Provided information: Begin

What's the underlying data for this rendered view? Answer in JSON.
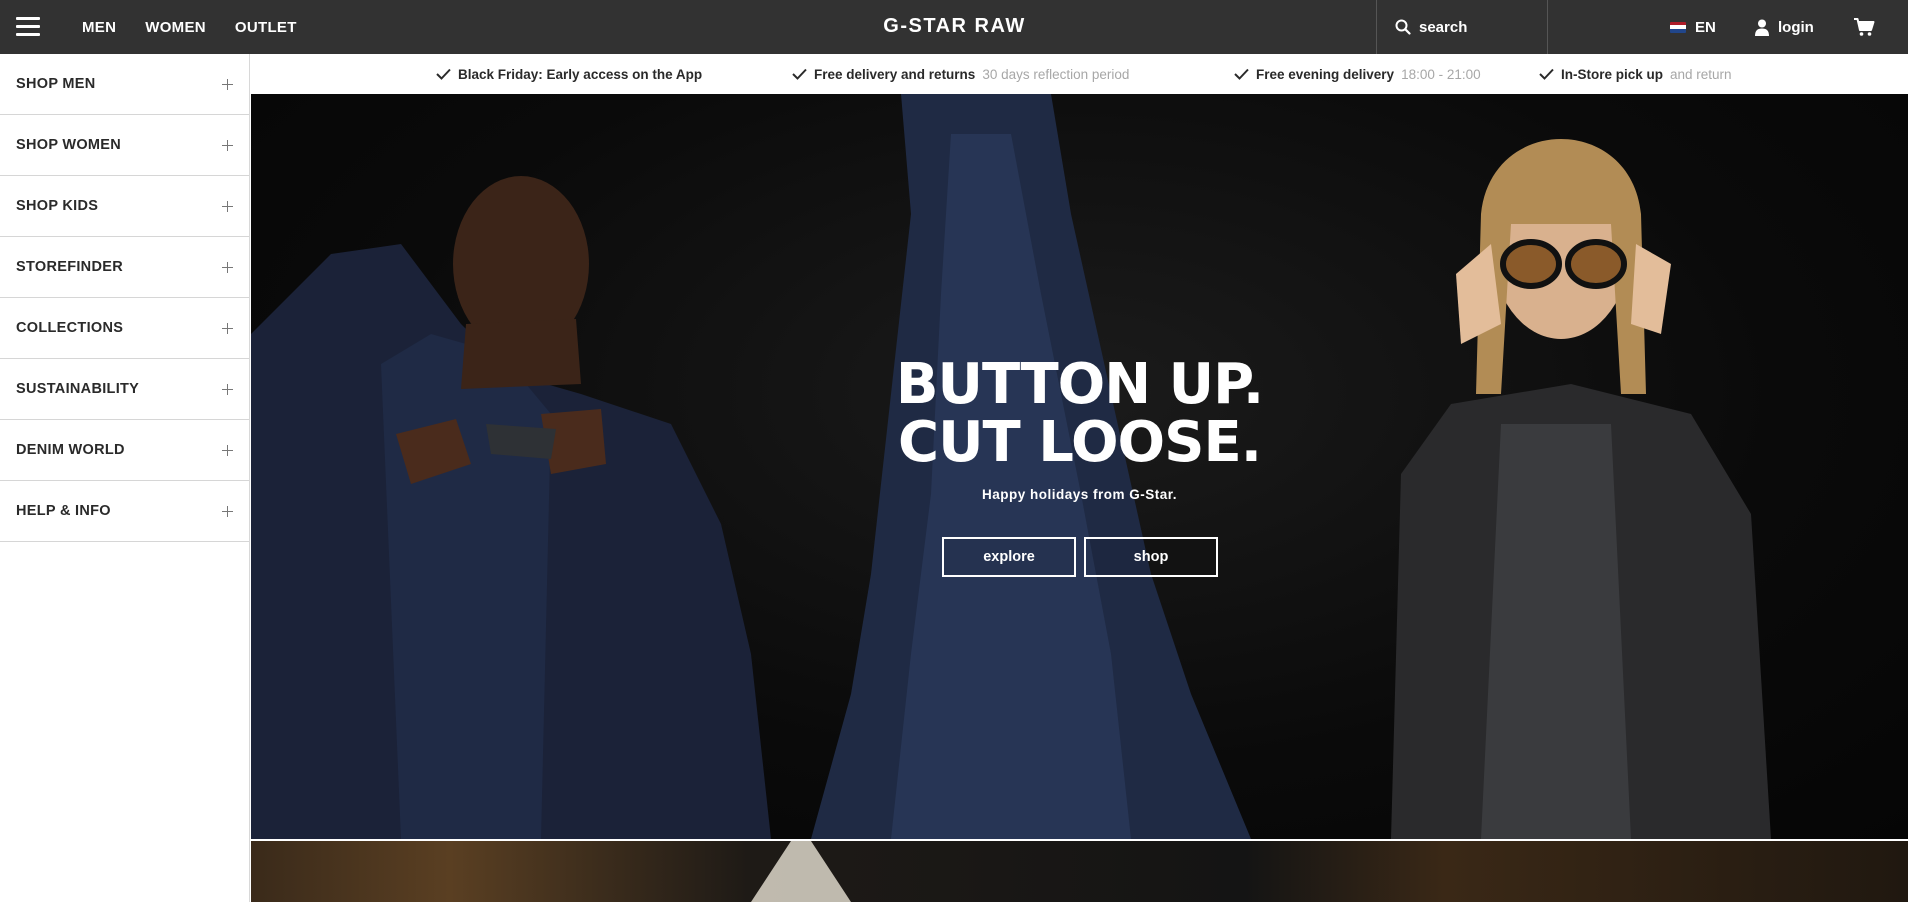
{
  "header": {
    "nav": [
      "MEN",
      "WOMEN",
      "OUTLET"
    ],
    "logo": "G-STAR RAW",
    "search_label": "search",
    "language": "EN",
    "login_label": "login"
  },
  "sidebar": {
    "items": [
      {
        "label": "SHOP MEN"
      },
      {
        "label": "SHOP WOMEN"
      },
      {
        "label": "SHOP KIDS"
      },
      {
        "label": "STOREFINDER"
      },
      {
        "label": "COLLECTIONS"
      },
      {
        "label": "SUSTAINABILITY"
      },
      {
        "label": "DENIM WORLD"
      },
      {
        "label": "HELP & INFO"
      }
    ]
  },
  "usps": [
    {
      "strong": "Black Friday: Early access on the App",
      "light": ""
    },
    {
      "strong": "Free delivery and returns",
      "light": "30 days reflection period"
    },
    {
      "strong": "Free evening delivery",
      "light": "18:00 - 21:00"
    },
    {
      "strong": "In-Store pick up",
      "light": "and return"
    }
  ],
  "hero": {
    "title_line1": "BUTTON UP.",
    "title_line2": "CUT LOOSE.",
    "subtitle": "Happy holidays from G-Star.",
    "buttons": [
      "explore",
      "shop"
    ]
  },
  "colors": {
    "header_bg": "#323232",
    "hero_bg": "#0b0b0b",
    "flag": [
      "#ae1c28",
      "#ffffff",
      "#21468b"
    ]
  }
}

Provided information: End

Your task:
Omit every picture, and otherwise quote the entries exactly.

Output for this task:
What's the underlying data for this rendered view? Answer in JSON.
{
  "header": {
    "nav": [
      "MEN",
      "WOMEN",
      "OUTLET"
    ],
    "logo": "G-STAR RAW",
    "search_label": "search",
    "language": "EN",
    "login_label": "login"
  },
  "sidebar": {
    "items": [
      {
        "label": "SHOP MEN"
      },
      {
        "label": "SHOP WOMEN"
      },
      {
        "label": "SHOP KIDS"
      },
      {
        "label": "STOREFINDER"
      },
      {
        "label": "COLLECTIONS"
      },
      {
        "label": "SUSTAINABILITY"
      },
      {
        "label": "DENIM WORLD"
      },
      {
        "label": "HELP & INFO"
      }
    ]
  },
  "usps": [
    {
      "strong": "Black Friday: Early access on the App",
      "light": ""
    },
    {
      "strong": "Free delivery and returns",
      "light": "30 days reflection period"
    },
    {
      "strong": "Free evening delivery",
      "light": "18:00 - 21:00"
    },
    {
      "strong": "In-Store pick up",
      "light": "and return"
    }
  ],
  "hero": {
    "title_line1": "BUTTON UP.",
    "title_line2": "CUT LOOSE.",
    "subtitle": "Happy holidays from G-Star.",
    "buttons": [
      "explore",
      "shop"
    ]
  },
  "colors": {
    "header_bg": "#323232",
    "hero_bg": "#0b0b0b",
    "flag": [
      "#ae1c28",
      "#ffffff",
      "#21468b"
    ]
  }
}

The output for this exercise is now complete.